What the exercise asks »
Copy out all lines in the material below that contain the string "icon".

Input »
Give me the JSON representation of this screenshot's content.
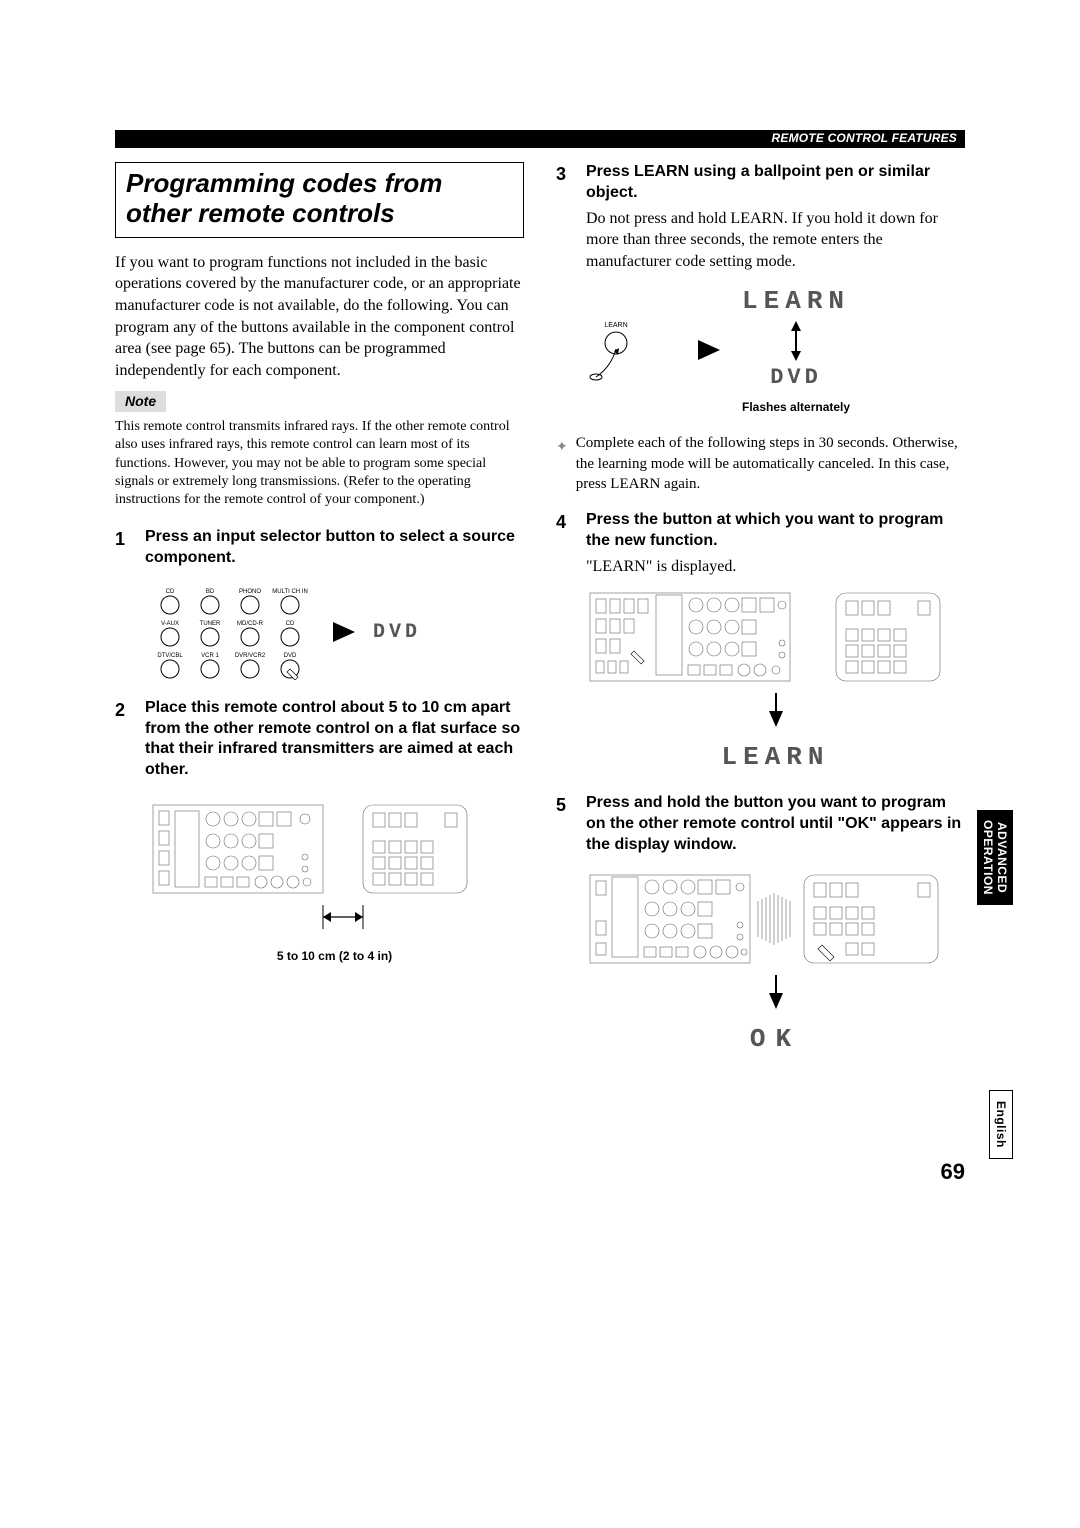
{
  "header": {
    "section": "REMOTE CONTROL FEATURES"
  },
  "title": "Programming codes from other remote controls",
  "intro": "If you want to program functions not included in the basic operations covered by the manufacturer code, or an appropriate manufacturer code is not available, do the following. You can program any of the buttons available in the component control area (see page 65). The buttons can be programmed independently for each component.",
  "note": {
    "label": "Note",
    "text": "This remote control transmits infrared rays. If the other remote control also uses infrared rays, this remote control can learn most of its functions. However, you may not be able to program some special signals or extremely long transmissions. (Refer to the operating instructions for the remote control of your component.)"
  },
  "steps": {
    "s1": {
      "num": "1",
      "heading": "Press an input selector button to select a source component."
    },
    "s2": {
      "num": "2",
      "heading": "Place this remote control about 5 to 10 cm apart from the other remote control on a flat surface so that their infrared transmitters are aimed at each other."
    },
    "s3": {
      "num": "3",
      "heading": "Press LEARN using a ballpoint pen or similar object.",
      "text": "Do not press and hold LEARN. If you hold it down for more than three seconds, the remote enters the manufacturer code setting mode."
    },
    "s4": {
      "num": "4",
      "heading": "Press the button at which you want to program the new function.",
      "text": "\"LEARN\" is displayed."
    },
    "s5": {
      "num": "5",
      "heading": "Press and hold the button you want to program on the other remote control until \"OK\" appears in the display window."
    }
  },
  "captions": {
    "distance": "5 to 10 cm (2 to 4 in)",
    "flashes": "Flashes alternately"
  },
  "hint": "Complete each of the following steps in 30 seconds. Otherwise, the learning mode will be automatically canceled. In this case, press LEARN again.",
  "lcd": {
    "dvd": "DVD",
    "learn": "LEARN",
    "ok": "OK"
  },
  "buttons": {
    "row1": [
      "CD",
      "BD",
      "PHONO",
      "MULTI CH IN"
    ],
    "row2": [
      "V-AUX",
      "TUNER",
      "MD/CD-R",
      "CD"
    ],
    "row3": [
      "DTV/CBL",
      "VCR 1",
      "DVR/VCR2",
      "DVD"
    ]
  },
  "learn_label": "LEARN",
  "tabs": {
    "advanced": "ADVANCED\nOPERATION",
    "english": "English"
  },
  "page_number": "69"
}
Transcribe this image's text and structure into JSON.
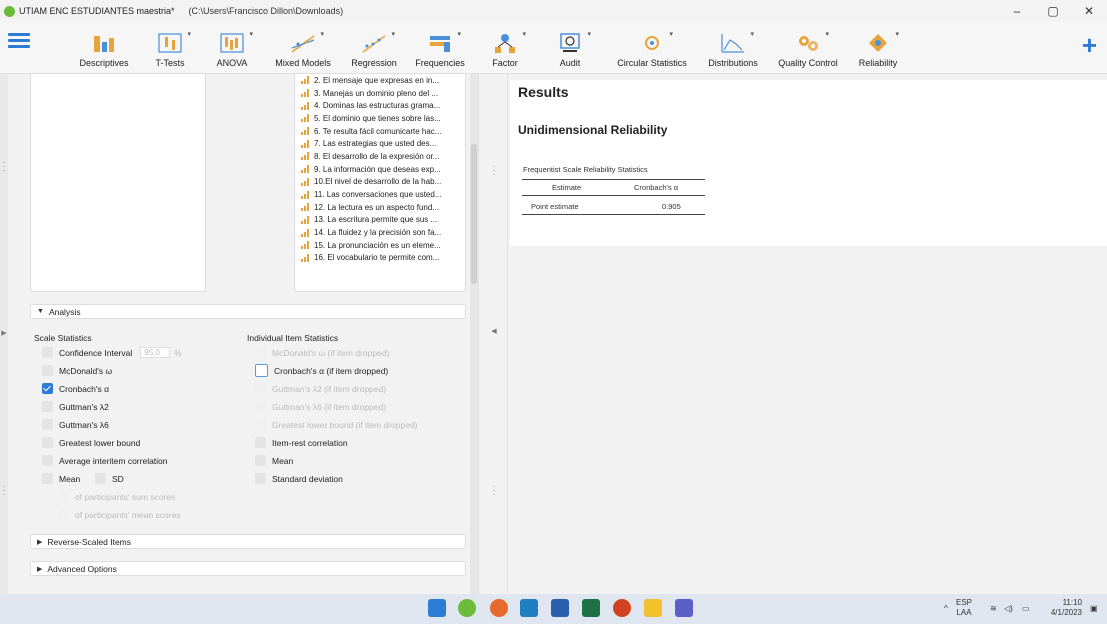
{
  "window": {
    "title": "UTIAM ENC ESTUDIANTES maestria*",
    "path": "(C:\\Users\\Francisco Dillon\\Downloads)",
    "minimize": "–",
    "maximize": "▢",
    "close": "✕"
  },
  "ribbon": {
    "items": [
      {
        "label": "Descriptives",
        "icon": "descriptives-icon"
      },
      {
        "label": "T-Tests",
        "icon": "ttests-icon"
      },
      {
        "label": "ANOVA",
        "icon": "anova-icon"
      },
      {
        "label": "Mixed Models",
        "icon": "mixed-models-icon"
      },
      {
        "label": "Regression",
        "icon": "regression-icon"
      },
      {
        "label": "Frequencies",
        "icon": "frequencies-icon"
      },
      {
        "label": "Factor",
        "icon": "factor-icon"
      },
      {
        "label": "Audit",
        "icon": "audit-icon"
      },
      {
        "label": "Circular Statistics",
        "icon": "circular-icon"
      },
      {
        "label": "Distributions",
        "icon": "distributions-icon"
      },
      {
        "label": "Quality Control",
        "icon": "quality-control-icon"
      },
      {
        "label": "Reliability",
        "icon": "reliability-icon"
      }
    ],
    "add": "+"
  },
  "variables": [
    "2. El mensaje que expresas en in...",
    "3. Manejas un dominio pleno del ...",
    "4. Dominas las estructuras grama...",
    "5. El dominio que tienes sobre las...",
    "6. Te resulta fácil comunicarte hac...",
    "7. Las estrategias  que  usted des...",
    "8. El desarrollo de la expresión or...",
    "9. La información que deseas exp...",
    "10.El nivel de desarrollo de la hab...",
    "11. Las conversaciones que usted...",
    "12. La lectura es un aspecto fund...",
    "13.  La escritura permite que sus ...",
    "14. La fluidez y la precisión son fa...",
    "15. La pronunciación es un eleme...",
    "16. El vocabulario te permite com..."
  ],
  "analysis": {
    "section_label": "Analysis",
    "scale_header": "Scale Statistics",
    "item_header": "Individual Item Statistics",
    "ci_label": "Confidence Interval",
    "ci_value": "95.0",
    "ci_unit": "%",
    "scale_opts": [
      "McDonald's ω",
      "Cronbach's α",
      "Guttman's λ2",
      "Guttman's λ6",
      "Greatest lower bound",
      "Average interitem correlation"
    ],
    "mean": "Mean",
    "sd": "SD",
    "sum_scores": "of participants' sum scores",
    "mean_scores": "of participants' mean scores",
    "item_opts": [
      "McDonald's ω  (if item dropped)",
      "Cronbach's α (if item dropped)",
      "Guttman's λ2 (if item dropped)",
      "Guttman's λ6 (if item dropped)",
      "Greatest lower bound (if item dropped)",
      "Item-rest correlation",
      "Mean",
      "Standard deviation"
    ],
    "reverse": "Reverse-Scaled Items",
    "advanced": "Advanced Options"
  },
  "results": {
    "title": "Results",
    "subtitle": "Unidimensional Reliability",
    "table_caption": "Frequentist Scale Reliability Statistics",
    "col1": "Estimate",
    "col2": "Cronbach's α",
    "row_label": "Point estimate",
    "row_value": "0.905"
  },
  "tray": {
    "lang1": "ESP",
    "lang2": "LAA",
    "time": "11:10",
    "date": "4/1/2023"
  }
}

Response area »
        "icon": "descriptives-icon"
        "icon": "ttests-icon"
        "icon": "anova-icon"
        "icon": "mixed-models-icon"
        "icon": "regression-icon"
        "icon": "frequencies-icon"
        "icon": "factor-icon"
        "icon": "audit-icon"
        "icon": "circular-icon"
        "icon": "distributions-icon"
        "icon": "quality-control-icon"
        "icon": "reliability-icon"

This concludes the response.